▶ **What needs to be done**
Using the material below, count the lines that contain the word "icon" and report the number only.

▶ **Data to use**

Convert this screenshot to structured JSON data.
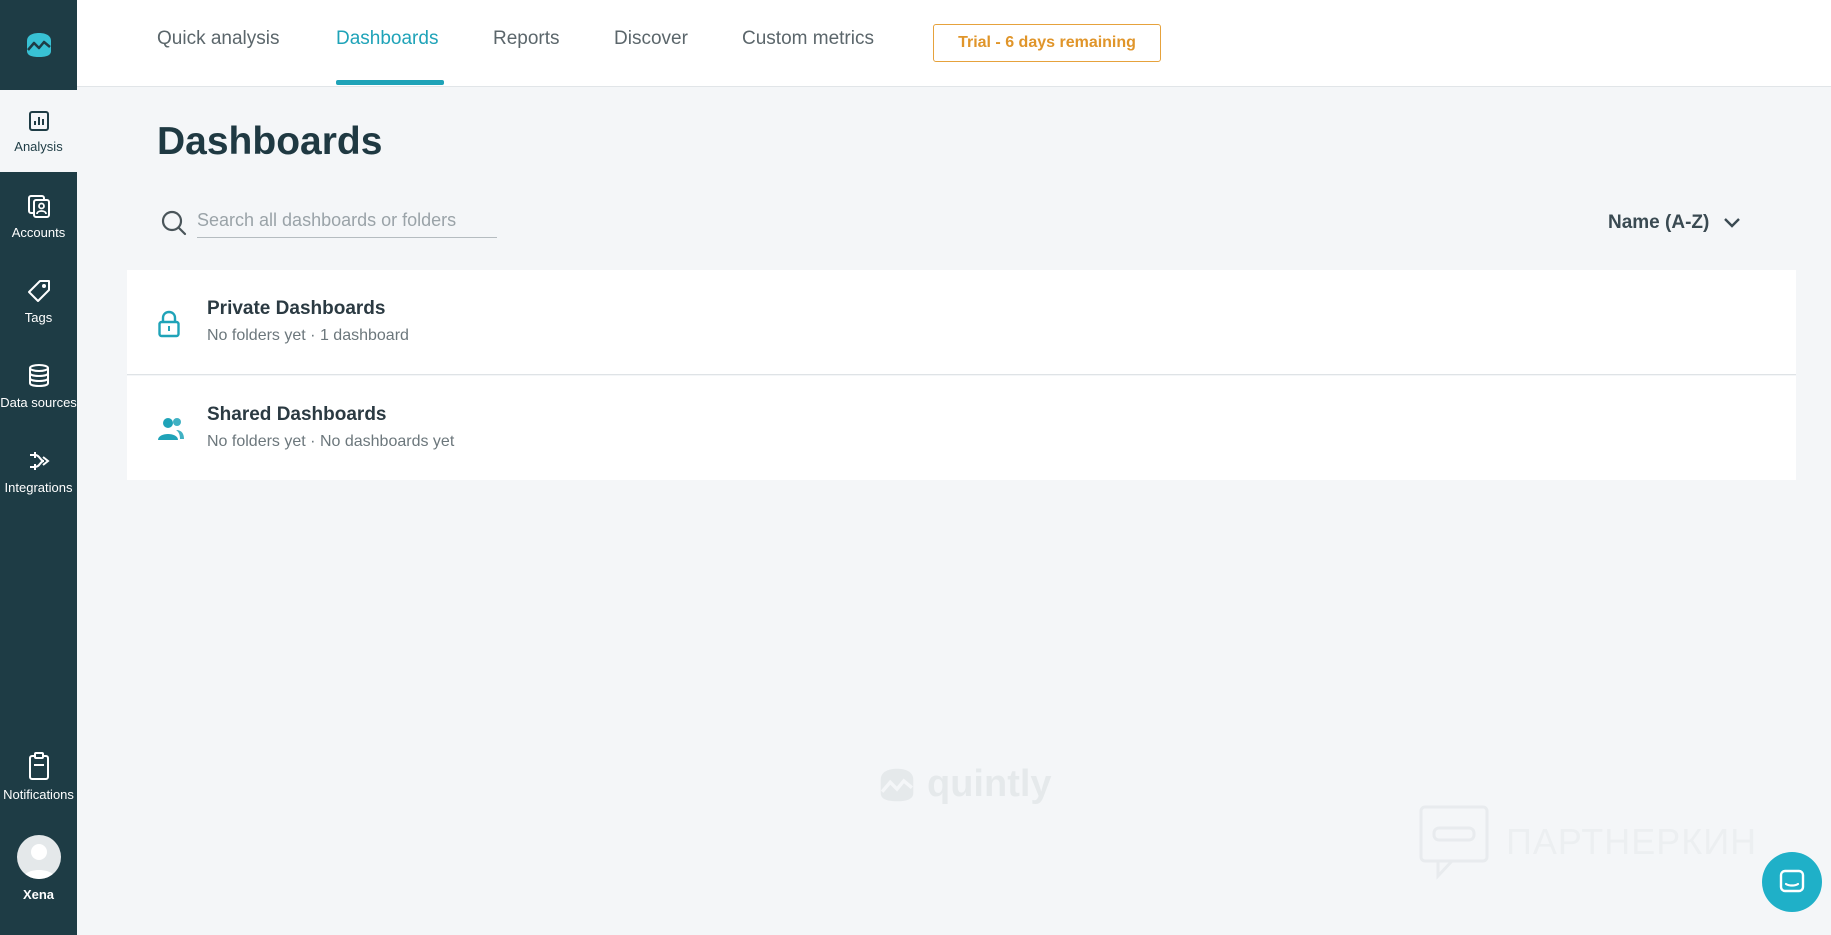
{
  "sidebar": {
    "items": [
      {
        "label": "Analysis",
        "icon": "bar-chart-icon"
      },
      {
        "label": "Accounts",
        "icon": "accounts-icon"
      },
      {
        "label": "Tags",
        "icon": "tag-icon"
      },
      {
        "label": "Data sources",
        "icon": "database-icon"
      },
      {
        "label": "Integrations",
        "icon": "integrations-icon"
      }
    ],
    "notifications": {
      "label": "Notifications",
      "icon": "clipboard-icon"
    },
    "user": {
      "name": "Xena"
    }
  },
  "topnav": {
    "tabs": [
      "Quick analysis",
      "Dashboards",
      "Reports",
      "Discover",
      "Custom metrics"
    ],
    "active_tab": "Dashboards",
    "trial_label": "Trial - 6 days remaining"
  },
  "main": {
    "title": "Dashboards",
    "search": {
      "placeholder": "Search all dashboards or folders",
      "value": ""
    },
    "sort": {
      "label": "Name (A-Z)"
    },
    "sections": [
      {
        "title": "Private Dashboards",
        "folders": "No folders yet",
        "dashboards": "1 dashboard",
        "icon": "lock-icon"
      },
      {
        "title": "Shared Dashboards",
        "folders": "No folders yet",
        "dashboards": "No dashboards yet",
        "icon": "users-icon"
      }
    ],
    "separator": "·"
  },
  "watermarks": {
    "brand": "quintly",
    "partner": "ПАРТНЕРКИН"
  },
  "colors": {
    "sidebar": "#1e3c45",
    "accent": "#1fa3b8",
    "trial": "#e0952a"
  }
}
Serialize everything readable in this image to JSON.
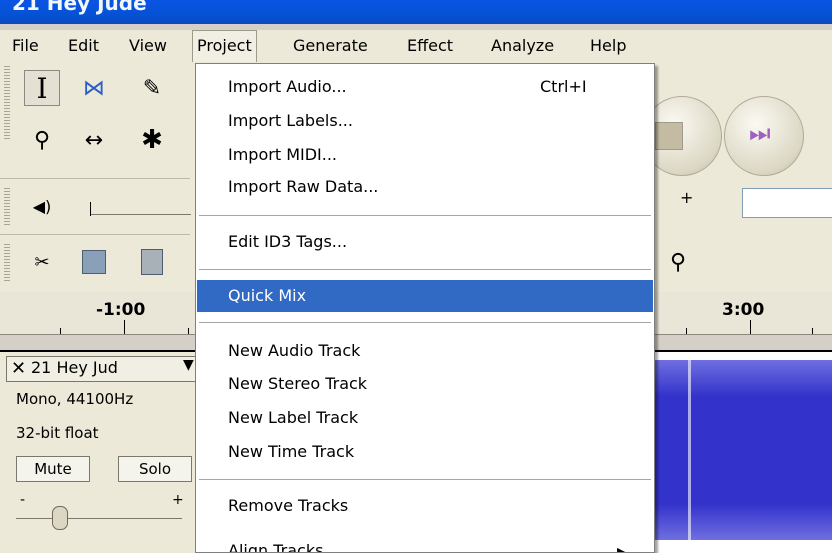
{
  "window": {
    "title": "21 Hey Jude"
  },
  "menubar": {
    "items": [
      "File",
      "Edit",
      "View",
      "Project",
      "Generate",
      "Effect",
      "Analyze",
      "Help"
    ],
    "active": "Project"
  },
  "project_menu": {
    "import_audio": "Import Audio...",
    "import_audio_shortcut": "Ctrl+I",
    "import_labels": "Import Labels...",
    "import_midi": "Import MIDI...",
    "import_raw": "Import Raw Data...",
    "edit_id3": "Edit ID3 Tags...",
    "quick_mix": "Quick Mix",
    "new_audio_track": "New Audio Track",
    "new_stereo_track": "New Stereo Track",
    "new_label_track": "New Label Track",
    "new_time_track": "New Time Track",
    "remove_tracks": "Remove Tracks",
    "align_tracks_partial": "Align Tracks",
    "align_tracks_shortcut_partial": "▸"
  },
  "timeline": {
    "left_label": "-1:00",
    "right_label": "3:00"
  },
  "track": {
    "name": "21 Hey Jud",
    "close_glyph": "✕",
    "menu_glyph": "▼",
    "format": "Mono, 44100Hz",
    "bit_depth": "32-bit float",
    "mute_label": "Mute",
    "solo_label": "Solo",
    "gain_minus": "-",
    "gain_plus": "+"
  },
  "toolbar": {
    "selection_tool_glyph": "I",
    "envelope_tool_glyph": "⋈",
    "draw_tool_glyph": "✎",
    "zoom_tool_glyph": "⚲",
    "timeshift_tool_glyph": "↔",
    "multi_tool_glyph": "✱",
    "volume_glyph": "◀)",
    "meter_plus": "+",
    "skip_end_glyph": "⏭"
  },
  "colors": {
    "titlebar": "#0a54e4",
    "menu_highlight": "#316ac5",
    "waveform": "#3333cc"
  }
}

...

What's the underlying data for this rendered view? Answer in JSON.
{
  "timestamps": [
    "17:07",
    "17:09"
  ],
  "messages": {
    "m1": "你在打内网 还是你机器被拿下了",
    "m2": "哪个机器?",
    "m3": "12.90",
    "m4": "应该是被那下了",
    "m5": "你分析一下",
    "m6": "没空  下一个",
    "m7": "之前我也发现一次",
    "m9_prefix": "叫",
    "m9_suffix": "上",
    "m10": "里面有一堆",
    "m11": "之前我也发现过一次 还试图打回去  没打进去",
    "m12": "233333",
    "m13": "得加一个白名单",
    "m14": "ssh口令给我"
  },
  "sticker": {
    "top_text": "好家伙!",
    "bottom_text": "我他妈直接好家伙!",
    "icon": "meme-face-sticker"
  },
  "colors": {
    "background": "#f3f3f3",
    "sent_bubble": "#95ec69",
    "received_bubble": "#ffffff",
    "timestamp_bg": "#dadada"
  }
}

▶ **Expected answer**
9